Secretary Clinton also needs to deliver a clear message about the role of environmental sustainability as it relates to international trade. In addition to high domestic pollution levels, China's manufacturing results in high CO2 emissions and other environmental hazards that have consequences for the rest of the world. China years ago passed the United States as the largest CO2 emitter, and is responsible for over two thirds of CO2 emission increases. Moreover, its lax environmental standards also result in a significant trade advantage to China, and are another reason China's products have been cheaper and thus more attractive in global markets. Environmental sustainability is a touchy issue for China because China believes its status as a developing nation entitles it to relaxed environmental standards. Many will also argue that it is wrong to focus on environmental issues in the midst of a global economic meltdown. But the sheer volume and scale of China's carbon footprint make it imperative that Secretary Clinton speak forthrightly about this issue.
Attempting to reconcile China's trade and development goals with the goal of achieving safe, environmentally sustainable, and fair trade is bound to create a difficult negotiating climate for the U.S. and China during the next 4-8 years. Nobody can realistically expect Secretary Clinton to resolve these issues during this first trip to China. Instead, she can convey to Chinese officials that from now on, these issues are on the table.
Next week, we can assess how successful Secretary Clinton was in conveying the message of fair trade on her trip, and, more interestingly, the Chinese reaction to her visit.
Michael A. Santoro is an Associate Professor of Business Ethics (with tenure) at the Rutgers Business School. He holds a Ph.D. in Public Policy from Harvard University, a J.D. from New York University, and an A.B. from Oberlin College. His book, China 2020: How Western Business Can--and Should--Influence Social and Political Change in the Coming Decade will be published by Cornell University Press in May 2009. Prof. Santoro's first book Profits and Principles: Global Capitalism and Human Rights in China was widely praised, and in April 2000 Prof. Santoro testified before the United States Senate Finance Committee on the human rights implications of China's entry into the World Trade Organization.

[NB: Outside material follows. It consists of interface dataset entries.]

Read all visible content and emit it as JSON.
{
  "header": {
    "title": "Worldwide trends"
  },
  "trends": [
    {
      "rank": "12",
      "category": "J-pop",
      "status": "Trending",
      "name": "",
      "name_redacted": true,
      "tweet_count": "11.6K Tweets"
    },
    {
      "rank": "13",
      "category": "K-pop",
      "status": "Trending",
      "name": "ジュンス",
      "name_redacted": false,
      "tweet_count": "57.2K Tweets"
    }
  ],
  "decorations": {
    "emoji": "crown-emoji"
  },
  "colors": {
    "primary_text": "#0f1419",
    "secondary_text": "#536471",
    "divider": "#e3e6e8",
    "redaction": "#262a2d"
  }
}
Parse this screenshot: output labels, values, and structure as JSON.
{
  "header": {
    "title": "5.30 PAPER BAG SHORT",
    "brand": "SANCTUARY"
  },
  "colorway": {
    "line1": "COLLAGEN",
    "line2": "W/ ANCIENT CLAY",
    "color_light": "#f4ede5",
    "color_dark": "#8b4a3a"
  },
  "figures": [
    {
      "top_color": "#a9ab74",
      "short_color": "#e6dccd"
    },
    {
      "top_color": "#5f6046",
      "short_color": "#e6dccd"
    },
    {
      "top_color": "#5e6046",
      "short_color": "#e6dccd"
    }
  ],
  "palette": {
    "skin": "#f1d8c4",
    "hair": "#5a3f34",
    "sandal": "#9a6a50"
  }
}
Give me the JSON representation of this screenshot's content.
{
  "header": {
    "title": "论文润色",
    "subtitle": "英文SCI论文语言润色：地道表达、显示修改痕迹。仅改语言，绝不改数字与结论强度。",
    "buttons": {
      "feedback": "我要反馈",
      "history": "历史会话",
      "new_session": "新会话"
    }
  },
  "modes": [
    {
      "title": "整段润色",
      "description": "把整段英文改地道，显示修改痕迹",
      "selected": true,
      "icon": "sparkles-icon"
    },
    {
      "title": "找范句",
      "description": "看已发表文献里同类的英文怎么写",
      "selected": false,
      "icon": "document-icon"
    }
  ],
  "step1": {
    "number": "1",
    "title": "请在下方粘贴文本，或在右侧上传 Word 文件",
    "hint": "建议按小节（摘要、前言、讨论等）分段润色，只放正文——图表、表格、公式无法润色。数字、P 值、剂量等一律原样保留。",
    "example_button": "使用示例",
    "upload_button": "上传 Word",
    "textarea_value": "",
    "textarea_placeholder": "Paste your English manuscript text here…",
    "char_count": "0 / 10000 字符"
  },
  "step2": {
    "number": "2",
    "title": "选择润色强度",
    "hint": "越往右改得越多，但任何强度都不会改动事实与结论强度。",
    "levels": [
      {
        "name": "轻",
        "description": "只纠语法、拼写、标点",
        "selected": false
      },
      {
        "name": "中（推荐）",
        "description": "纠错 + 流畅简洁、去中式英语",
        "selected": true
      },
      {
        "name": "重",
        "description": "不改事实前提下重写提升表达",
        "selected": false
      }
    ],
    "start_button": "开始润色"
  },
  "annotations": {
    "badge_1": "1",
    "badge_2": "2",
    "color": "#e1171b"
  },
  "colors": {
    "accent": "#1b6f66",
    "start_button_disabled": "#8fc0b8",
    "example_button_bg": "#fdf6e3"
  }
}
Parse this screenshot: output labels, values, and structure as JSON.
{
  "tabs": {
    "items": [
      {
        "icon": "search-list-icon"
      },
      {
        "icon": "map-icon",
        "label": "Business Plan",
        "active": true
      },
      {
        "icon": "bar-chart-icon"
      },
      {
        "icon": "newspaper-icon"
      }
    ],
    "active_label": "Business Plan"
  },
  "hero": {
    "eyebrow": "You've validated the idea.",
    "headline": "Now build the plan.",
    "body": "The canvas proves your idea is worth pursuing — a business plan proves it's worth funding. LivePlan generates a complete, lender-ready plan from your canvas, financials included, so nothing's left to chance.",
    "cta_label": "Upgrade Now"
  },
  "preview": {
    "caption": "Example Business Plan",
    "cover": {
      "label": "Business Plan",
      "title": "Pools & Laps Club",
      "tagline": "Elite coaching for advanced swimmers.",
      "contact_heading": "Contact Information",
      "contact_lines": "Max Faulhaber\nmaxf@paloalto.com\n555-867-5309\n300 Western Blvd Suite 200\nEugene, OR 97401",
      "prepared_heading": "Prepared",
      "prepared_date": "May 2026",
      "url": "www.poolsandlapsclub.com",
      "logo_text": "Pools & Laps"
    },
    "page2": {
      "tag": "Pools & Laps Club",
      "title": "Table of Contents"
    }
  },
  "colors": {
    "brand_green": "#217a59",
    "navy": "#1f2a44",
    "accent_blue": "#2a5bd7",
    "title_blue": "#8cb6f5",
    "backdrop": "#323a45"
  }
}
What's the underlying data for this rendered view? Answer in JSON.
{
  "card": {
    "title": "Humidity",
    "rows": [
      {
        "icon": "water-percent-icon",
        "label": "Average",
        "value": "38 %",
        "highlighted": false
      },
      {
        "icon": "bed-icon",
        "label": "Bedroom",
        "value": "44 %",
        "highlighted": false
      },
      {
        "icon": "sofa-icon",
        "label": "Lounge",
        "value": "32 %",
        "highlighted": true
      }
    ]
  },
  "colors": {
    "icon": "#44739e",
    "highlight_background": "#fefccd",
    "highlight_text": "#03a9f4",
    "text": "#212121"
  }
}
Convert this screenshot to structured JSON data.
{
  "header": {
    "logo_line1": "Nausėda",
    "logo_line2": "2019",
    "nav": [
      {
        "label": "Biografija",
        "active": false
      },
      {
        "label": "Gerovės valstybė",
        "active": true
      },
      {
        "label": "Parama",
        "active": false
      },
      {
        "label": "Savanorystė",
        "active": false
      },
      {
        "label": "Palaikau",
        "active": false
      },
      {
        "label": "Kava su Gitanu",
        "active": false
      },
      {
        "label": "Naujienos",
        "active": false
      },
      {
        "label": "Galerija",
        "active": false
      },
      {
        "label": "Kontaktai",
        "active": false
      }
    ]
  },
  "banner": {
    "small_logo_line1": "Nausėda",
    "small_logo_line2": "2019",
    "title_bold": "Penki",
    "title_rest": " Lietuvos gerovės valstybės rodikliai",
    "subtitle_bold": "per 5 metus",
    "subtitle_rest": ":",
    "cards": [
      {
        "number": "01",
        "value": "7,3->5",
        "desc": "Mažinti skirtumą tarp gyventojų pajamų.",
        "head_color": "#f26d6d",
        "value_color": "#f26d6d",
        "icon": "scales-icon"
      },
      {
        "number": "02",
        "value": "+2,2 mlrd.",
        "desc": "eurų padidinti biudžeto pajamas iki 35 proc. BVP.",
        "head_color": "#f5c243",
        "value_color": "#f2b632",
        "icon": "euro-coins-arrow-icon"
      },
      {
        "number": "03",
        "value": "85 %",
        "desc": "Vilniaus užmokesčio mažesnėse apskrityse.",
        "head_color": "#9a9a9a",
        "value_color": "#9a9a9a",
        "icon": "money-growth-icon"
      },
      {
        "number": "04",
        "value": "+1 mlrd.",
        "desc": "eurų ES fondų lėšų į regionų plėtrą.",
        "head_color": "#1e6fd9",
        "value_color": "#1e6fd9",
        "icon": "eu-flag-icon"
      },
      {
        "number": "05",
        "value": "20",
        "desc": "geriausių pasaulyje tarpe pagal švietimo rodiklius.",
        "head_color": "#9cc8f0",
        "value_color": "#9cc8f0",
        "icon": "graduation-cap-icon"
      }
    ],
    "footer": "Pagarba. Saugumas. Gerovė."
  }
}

Wendy Goldberg is an Internet industry communications and policy strategist based in New York City. During President Bill Clinton's first term, Goldberg served in the Small Business Administration, which was at that time a Cabinet-level agency. She has a Masters Degree in Public Administration from the Harvard Kennedy School.